We evaluated the effects of different doses of lovastatin, a competitive inhibitor of 3-hydroxy-3-methylglutaryl coenzyme A reductase (HMG CoA reductase) and the rate-limiting enzyme in cholesterol biosynthesis, on parameters of cholesterol homeostasis in freshly isolated mononuclear leukocytes from 19 patients with heterozygous familial hypercholesterolemia. Patients were treated with sequentially increasing doses of lovastatin (10 to 80 mg/day in a twice-daily regimen). The in vitro activity of HMG CoA reductase and cholesterol synthesis from 2-14C-acetate was determined in mononuclear cells obtained under steady-state conditions after patients had spent 6 weeks on doses of 20, 40, or 80 mg/day. The total and high affinity degradation of 125I-low density lipoprotein (LDL) was determined at baseline and on lovastatin at a dose of 80 mg/day. LDL cholesterol levels fell progressively on lovastatin (38% reduction on 80 mg daily, p less than 0.005). These changes were paralleled by a 121% increase in the activity of HMG CoA reductase (p less than 0.05) and a 39% increase in cholesterol synthesis from 2-14C-acetate (p less than 0.005). Total and high affinity degradation of 125I-LDL increased from 27 +/- 3.3 and 12.1 +/- 1.6 ng/4 x 10(6) cells/4 hours on the diet only to 69.7 +/- 7.2 and 32.9 +/- 3.6 ng/4 x 10(6) cells/4 hours, respectively, (mean +/- SEM) in mononuclear cells isolated from patients on 80 mg of lovastatin daily (p less than 0.005).(ABSTRACT TRUNCATED AT 250 WORDS)

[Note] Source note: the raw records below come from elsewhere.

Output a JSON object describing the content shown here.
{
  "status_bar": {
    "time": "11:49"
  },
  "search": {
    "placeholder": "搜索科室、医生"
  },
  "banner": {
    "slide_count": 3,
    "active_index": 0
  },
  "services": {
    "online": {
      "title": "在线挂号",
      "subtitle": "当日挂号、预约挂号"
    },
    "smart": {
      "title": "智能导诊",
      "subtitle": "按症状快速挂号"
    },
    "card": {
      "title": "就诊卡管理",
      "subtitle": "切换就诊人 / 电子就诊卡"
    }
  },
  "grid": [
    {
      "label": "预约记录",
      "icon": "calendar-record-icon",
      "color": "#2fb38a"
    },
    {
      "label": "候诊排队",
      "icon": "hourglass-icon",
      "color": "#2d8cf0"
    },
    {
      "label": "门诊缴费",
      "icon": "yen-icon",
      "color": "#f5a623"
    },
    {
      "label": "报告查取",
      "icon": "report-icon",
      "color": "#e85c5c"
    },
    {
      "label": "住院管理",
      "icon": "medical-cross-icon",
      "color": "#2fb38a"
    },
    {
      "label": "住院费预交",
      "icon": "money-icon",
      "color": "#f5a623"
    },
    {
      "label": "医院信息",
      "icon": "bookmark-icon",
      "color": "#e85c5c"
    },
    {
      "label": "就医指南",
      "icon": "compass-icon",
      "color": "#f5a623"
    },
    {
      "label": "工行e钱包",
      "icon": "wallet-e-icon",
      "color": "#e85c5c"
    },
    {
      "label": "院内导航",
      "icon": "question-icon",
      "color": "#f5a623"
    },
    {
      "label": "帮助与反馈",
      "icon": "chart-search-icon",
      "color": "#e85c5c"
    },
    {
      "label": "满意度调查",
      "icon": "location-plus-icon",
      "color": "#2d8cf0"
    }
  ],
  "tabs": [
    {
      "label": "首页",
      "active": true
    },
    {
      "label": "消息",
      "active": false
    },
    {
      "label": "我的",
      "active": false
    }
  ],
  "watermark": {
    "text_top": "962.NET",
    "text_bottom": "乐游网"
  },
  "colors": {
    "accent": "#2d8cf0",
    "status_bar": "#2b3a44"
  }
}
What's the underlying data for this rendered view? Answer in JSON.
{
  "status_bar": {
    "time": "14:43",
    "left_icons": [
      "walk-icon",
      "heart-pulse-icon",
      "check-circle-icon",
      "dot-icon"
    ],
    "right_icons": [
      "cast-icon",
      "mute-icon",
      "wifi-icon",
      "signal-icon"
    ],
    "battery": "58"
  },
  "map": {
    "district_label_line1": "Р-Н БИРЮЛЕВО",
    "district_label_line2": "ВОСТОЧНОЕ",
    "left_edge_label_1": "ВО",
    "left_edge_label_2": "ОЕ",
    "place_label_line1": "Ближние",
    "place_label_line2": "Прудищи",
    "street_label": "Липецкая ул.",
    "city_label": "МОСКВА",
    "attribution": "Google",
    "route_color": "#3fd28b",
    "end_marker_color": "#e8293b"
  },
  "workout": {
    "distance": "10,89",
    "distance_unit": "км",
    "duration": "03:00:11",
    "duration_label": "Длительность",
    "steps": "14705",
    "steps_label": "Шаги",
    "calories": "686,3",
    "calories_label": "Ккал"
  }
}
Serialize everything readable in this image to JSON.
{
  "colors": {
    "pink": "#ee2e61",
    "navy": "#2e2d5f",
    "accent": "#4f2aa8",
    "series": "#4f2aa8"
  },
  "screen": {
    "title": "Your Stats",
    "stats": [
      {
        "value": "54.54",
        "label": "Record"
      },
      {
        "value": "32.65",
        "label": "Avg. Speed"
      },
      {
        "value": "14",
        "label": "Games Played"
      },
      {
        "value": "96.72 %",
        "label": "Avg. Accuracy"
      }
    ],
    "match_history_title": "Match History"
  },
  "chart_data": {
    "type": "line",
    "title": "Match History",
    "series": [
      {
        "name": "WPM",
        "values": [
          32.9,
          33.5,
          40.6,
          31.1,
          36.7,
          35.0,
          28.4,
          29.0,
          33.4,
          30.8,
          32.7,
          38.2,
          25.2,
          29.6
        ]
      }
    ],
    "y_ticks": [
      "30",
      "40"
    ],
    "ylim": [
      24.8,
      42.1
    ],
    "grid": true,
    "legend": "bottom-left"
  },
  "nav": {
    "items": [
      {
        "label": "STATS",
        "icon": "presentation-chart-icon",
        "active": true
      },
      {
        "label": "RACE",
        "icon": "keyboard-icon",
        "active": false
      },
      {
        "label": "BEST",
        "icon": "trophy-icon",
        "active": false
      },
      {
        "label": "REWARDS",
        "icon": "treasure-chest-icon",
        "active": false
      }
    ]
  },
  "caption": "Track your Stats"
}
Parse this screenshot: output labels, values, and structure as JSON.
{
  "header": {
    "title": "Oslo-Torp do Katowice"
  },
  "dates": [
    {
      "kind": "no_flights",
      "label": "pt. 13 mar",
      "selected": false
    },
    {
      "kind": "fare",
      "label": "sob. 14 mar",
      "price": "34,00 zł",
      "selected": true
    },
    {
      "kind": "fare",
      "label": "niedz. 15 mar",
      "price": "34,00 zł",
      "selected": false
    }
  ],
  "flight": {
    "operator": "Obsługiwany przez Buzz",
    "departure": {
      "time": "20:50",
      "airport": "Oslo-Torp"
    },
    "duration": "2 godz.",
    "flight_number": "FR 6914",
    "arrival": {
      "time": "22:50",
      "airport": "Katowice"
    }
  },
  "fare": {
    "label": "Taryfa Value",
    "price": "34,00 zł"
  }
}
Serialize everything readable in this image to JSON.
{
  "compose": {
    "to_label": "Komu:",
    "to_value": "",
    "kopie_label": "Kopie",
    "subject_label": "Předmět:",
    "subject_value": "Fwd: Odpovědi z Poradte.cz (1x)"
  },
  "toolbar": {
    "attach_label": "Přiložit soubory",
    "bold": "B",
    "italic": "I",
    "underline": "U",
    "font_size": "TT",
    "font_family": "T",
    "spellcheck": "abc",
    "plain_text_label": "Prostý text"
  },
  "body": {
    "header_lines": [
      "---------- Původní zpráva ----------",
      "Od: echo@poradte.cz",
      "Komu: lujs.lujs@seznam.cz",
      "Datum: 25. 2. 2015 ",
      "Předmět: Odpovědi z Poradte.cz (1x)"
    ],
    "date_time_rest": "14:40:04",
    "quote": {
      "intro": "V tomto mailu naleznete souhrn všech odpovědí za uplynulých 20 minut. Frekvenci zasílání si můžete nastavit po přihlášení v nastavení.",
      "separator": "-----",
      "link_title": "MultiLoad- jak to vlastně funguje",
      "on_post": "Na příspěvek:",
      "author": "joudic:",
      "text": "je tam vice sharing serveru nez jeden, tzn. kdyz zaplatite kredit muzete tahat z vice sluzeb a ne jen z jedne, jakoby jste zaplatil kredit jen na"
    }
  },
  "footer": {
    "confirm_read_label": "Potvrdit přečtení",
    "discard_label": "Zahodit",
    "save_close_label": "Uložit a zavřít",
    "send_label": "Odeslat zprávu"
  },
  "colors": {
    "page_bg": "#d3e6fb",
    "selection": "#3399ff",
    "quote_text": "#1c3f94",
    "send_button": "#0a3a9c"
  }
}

- Copyright © 1989 by American Heart Association